Records drawn from a dataset
# # # # #

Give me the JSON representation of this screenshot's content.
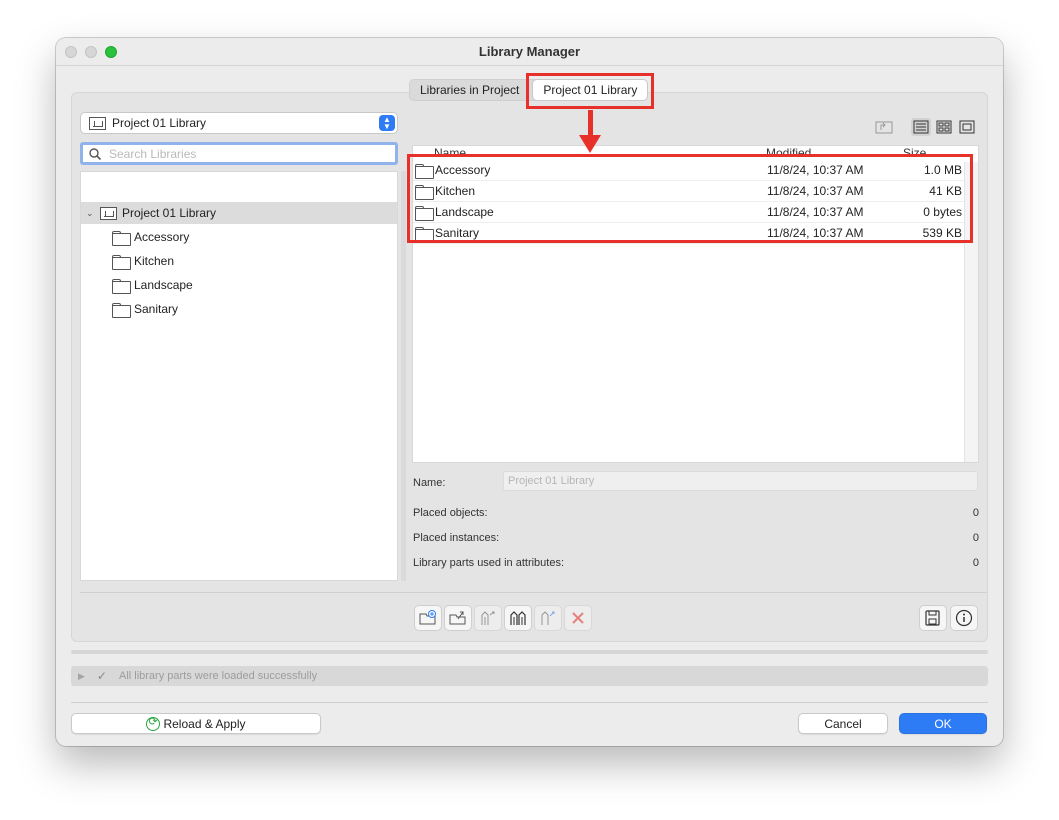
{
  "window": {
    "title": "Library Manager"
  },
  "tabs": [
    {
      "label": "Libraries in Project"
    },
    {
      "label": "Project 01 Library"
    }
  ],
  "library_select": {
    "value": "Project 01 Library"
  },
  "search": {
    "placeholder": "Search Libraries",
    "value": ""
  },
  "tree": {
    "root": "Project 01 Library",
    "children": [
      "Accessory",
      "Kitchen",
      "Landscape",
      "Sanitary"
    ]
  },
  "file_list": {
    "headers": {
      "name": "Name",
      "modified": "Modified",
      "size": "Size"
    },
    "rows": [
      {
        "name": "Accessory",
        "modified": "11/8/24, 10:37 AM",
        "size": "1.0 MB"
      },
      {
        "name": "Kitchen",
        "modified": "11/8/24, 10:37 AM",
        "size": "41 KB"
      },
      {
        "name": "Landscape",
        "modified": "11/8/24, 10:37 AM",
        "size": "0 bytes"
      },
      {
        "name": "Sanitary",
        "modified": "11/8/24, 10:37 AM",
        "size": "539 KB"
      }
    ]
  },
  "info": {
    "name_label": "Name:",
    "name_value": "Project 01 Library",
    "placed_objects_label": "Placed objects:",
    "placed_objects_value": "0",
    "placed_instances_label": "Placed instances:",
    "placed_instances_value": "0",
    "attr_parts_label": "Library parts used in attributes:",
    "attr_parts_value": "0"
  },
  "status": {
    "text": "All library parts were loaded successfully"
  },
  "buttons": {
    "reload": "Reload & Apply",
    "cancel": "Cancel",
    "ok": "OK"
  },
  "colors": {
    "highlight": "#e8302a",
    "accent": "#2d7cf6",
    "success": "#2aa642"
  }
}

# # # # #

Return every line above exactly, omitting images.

Give me the JSON representation of this screenshot's content.
{
  "window": {
    "title": "Library Manager"
  },
  "tabs": [
    {
      "label": "Libraries in Project"
    },
    {
      "label": "Project 01 Library"
    }
  ],
  "library_select": {
    "value": "Project 01 Library"
  },
  "search": {
    "placeholder": "Search Libraries",
    "value": ""
  },
  "tree": {
    "root": "Project 01 Library",
    "children": [
      "Accessory",
      "Kitchen",
      "Landscape",
      "Sanitary"
    ]
  },
  "file_list": {
    "headers": {
      "name": "Name",
      "modified": "Modified",
      "size": "Size"
    },
    "rows": [
      {
        "name": "Accessory",
        "modified": "11/8/24, 10:37 AM",
        "size": "1.0 MB"
      },
      {
        "name": "Kitchen",
        "modified": "11/8/24, 10:37 AM",
        "size": "41 KB"
      },
      {
        "name": "Landscape",
        "modified": "11/8/24, 10:37 AM",
        "size": "0 bytes"
      },
      {
        "name": "Sanitary",
        "modified": "11/8/24, 10:37 AM",
        "size": "539 KB"
      }
    ]
  },
  "info": {
    "name_label": "Name:",
    "name_value": "Project 01 Library",
    "placed_objects_label": "Placed objects:",
    "placed_objects_value": "0",
    "placed_instances_label": "Placed instances:",
    "placed_instances_value": "0",
    "attr_parts_label": "Library parts used in attributes:",
    "attr_parts_value": "0"
  },
  "status": {
    "text": "All library parts were loaded successfully"
  },
  "buttons": {
    "reload": "Reload & Apply",
    "cancel": "Cancel",
    "ok": "OK"
  },
  "colors": {
    "highlight": "#e8302a",
    "accent": "#2d7cf6",
    "success": "#2aa642"
  }
}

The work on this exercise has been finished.